>>

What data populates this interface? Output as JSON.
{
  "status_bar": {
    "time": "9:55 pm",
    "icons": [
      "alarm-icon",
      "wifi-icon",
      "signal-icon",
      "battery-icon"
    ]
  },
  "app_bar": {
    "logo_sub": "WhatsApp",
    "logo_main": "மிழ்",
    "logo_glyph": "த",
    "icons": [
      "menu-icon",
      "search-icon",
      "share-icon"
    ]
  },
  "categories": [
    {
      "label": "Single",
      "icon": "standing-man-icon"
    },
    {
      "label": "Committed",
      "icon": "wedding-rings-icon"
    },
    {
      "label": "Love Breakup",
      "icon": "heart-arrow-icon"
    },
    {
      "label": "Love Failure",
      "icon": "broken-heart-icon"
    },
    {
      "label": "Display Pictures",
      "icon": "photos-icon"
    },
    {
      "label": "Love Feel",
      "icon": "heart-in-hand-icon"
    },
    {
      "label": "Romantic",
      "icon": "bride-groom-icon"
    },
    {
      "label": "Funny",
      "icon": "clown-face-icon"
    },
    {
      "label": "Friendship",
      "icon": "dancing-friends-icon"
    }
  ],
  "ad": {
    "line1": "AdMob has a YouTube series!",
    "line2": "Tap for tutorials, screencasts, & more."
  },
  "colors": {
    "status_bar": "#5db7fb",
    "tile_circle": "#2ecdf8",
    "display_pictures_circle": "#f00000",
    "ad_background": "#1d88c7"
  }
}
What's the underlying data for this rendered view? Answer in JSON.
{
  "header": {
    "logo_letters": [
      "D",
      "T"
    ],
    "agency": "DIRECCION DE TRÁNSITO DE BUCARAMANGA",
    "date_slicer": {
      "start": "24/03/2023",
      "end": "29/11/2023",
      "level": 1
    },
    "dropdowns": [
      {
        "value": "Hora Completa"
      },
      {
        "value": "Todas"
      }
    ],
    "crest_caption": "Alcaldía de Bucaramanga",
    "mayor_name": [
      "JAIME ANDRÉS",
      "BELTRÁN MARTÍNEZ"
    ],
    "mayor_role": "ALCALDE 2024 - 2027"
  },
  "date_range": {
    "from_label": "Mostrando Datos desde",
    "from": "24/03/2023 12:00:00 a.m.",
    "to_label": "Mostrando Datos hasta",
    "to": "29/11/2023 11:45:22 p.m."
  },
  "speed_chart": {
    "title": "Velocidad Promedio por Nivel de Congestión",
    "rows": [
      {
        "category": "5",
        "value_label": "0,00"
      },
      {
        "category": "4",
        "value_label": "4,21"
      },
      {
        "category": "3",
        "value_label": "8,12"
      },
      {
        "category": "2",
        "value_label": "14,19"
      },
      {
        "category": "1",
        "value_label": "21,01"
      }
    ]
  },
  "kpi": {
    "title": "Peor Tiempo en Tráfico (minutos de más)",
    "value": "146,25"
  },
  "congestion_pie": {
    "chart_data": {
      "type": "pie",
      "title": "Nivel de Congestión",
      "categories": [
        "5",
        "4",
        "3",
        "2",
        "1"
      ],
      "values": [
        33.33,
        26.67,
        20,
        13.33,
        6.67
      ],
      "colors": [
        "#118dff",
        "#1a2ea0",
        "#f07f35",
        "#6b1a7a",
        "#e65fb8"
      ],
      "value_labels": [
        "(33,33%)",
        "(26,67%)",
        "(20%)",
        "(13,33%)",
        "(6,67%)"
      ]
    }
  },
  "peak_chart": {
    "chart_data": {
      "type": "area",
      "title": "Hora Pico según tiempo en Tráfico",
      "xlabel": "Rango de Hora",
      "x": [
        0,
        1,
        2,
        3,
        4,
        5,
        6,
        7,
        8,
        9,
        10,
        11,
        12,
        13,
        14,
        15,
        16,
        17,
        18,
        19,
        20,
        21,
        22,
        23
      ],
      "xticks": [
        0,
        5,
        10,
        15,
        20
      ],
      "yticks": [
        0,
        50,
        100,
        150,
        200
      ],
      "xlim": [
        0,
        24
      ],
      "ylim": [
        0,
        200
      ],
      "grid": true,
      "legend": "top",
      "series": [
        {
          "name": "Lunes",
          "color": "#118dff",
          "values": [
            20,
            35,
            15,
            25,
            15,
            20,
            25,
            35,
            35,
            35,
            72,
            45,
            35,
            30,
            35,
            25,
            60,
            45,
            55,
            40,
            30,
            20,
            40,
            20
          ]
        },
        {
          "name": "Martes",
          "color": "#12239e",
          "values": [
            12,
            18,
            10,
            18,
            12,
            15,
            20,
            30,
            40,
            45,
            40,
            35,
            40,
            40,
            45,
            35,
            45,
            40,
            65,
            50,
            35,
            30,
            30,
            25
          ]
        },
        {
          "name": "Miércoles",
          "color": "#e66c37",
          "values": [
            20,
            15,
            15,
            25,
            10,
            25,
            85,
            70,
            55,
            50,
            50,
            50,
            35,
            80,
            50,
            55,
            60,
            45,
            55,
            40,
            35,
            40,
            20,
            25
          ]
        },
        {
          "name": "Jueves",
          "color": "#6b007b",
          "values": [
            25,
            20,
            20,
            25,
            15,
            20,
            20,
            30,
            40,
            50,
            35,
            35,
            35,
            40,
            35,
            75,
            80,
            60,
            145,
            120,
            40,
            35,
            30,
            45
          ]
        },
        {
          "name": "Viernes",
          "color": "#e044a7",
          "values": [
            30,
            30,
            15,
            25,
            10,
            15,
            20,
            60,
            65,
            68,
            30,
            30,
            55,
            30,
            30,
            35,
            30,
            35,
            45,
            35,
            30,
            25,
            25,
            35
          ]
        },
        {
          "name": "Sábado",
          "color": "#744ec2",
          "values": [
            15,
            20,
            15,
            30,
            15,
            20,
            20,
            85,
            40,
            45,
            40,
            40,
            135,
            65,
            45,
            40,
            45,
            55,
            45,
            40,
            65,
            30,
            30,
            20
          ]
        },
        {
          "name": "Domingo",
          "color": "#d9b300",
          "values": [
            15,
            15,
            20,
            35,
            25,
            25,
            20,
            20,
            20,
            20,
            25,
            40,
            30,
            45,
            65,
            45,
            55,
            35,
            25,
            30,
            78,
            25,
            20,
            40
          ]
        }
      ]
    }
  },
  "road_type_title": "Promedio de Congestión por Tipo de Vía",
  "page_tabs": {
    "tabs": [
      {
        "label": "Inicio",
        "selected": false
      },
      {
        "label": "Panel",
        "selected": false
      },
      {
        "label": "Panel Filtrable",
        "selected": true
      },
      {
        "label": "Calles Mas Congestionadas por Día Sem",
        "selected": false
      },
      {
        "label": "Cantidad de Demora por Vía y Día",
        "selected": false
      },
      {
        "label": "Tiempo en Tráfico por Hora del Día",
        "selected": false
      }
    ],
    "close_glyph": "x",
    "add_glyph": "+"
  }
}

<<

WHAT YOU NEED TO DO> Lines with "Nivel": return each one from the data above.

ANSWER SPACE>
    "title": "Velocidad Promedio por Nivel de Congestión",
      "title": "Nivel de Congestión",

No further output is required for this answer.